Under a law passed in December, Ontario, Alberta, British Columbia and Quebec are receiving additional seats to account for population growth and their growing proportion of Canada’s population. Ontario gets 15 seats, Alberta and BC get six new seats each, and Quebec gets three additional seats.
With the Harper government holding a majority by just 11 seats, these new ridings could solidify or topple the Conservative regime in Canada.
At this stage of the process, three-member electoral boundary commissions have been established in each province and are soliciting input from citizens. The commissions will then table proposed changes to the riding boundaries in each province and will consider feedback before the new ridings become official.
At this point, no one can be certain where the new ridings will be located and how other riding boundaries will be changed. By law, ridings must be close in size by population but are allowed to vary by 25 percent from the average riding size. In Ontario, the average riding size after the new seats are added will be 106,213.
Using that number, Toronto is likely to receive one or two more seats – most likely in the fast-growing downtown core or central North York. Toronto Centre and Trinity-Spadina have populations of 130,000 and 144,000, according to the latest census numbers. Willowdale has 140,000 people.
If a new riding is added to downtown, it will be important to the queer community that the Village is kept intact in one riding.

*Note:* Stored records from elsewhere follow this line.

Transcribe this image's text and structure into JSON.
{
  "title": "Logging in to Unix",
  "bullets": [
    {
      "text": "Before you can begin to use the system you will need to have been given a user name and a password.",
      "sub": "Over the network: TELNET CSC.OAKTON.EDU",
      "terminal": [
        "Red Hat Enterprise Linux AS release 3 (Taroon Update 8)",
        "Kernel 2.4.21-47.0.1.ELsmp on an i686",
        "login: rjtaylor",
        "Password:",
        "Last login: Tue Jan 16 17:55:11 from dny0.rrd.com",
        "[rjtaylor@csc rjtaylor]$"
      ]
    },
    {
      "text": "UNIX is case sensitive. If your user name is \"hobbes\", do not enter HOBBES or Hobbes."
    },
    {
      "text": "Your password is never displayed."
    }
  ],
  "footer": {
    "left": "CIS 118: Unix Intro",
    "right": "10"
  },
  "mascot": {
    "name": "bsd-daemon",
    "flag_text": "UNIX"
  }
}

Many of the new ridings are likely to be located in the 905 belt of Toronto suburbs. According to the last census, the surrounding municipalities have leapfrogged past Toronto and are now home to 50 percent more people than the Big Smoke. Ridings like Vaughan and Brampton West are now home to more than 200,000 people. In total, the 905 could be due for up to eight more seats.
While the Liberals were traditionally strong in these ridings, the Conservatives swept all but one during the last election.
The remaining new ridings could end up in the fast-growing cities of Ottawa, London and Kitchener-Waterloo, or in the large rural ridings of Southern and Eastern Ontario.
In Alberta and British Columbia, the story is similar. Calgary and Edmonton have some of Alberta’s largest ridings, while BC’s largest ridings are in Vancouver and its suburbs. BC could also see an additional riding in the Southern Interior and on Vancouver Island. Quebec’s new ridings will likely fall in the suburbs of Montreal.
New ridings in suburban areas present a double-edged sword to downtown communities: they reduce the relative power of communities in urban centres to promote policy, but they also strengthen the representation of city regions compared to more conservative rural areas.
Put another way, if a progressive coalition can be built across the GTA, it could control up to 60 of the new Parliament’s 338 seats – or 18 percent of Parliament.

Put another way, the 15 new seats Ontario is receiving will be more than the entire delegations of six provinces.

Combine this with 33 seats in greater Montreal, 23 in greater Vancouver, 11 in Ottawa, 11 in Calgary, 10 in Edmonton,  seven in Winnipeg, and five in Quebec City, and Canada’s eight largest centres will control 47 percent of Parliament. That’s an opportunity for queer activists and progressives to band together for common power.